In general, market discipline is defined as the transparency and disclosure of the risks associated with a business or entity.
In case of banks, market discipline refers to the obligation by the banks and financial institutions to conduct business while considering the risks to their stakeholders in the passage of their day-to-day operations. Therefore, bank managements have strong incentives to avoid risky loans and other investments.
As per three pillars of Basel 3 recommendations, Market Discipline in banks seeks to achieve increased transparency through expanded disclosure requirements of banks under regulatory system. It imposes strong incentives on banks to conduct their business in a safe, sound and efficient manner, including an incentive to maintain a strong capital base as a cushion against potential future losses arising from risk exposures.

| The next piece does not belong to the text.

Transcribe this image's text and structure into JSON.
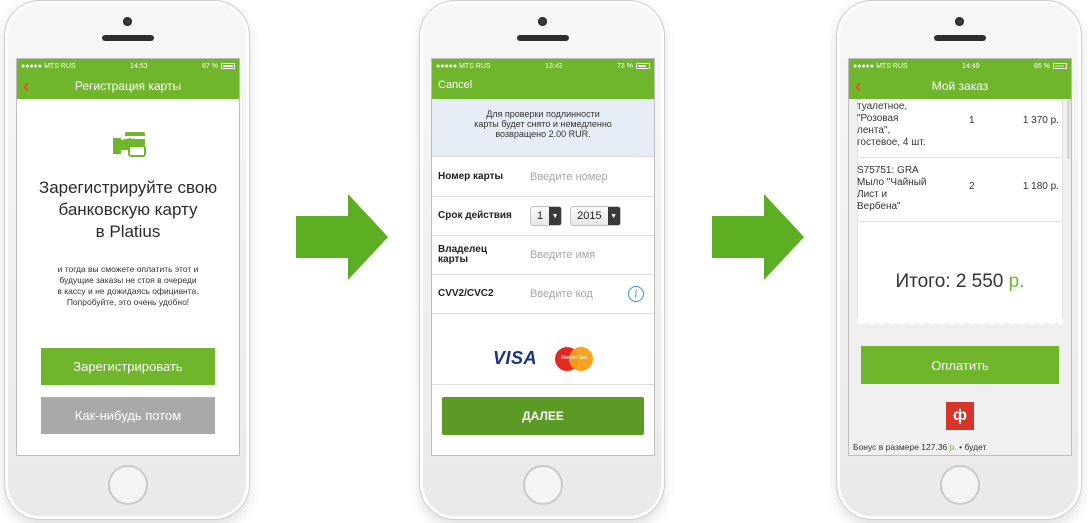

The regulatory and supervisory framework of banks based on the three pillars specifies that any investor whether as a depositor or professional investor in debt instruments providing funds to a financial institution must be able to access and monitoring its risk profile and financial position. This would help the investors to move their investments between banks according to their assessments of relative risk and return. In the other words, market participants can influence a financial institution’s conduct through monitoring its risk profile and financial position.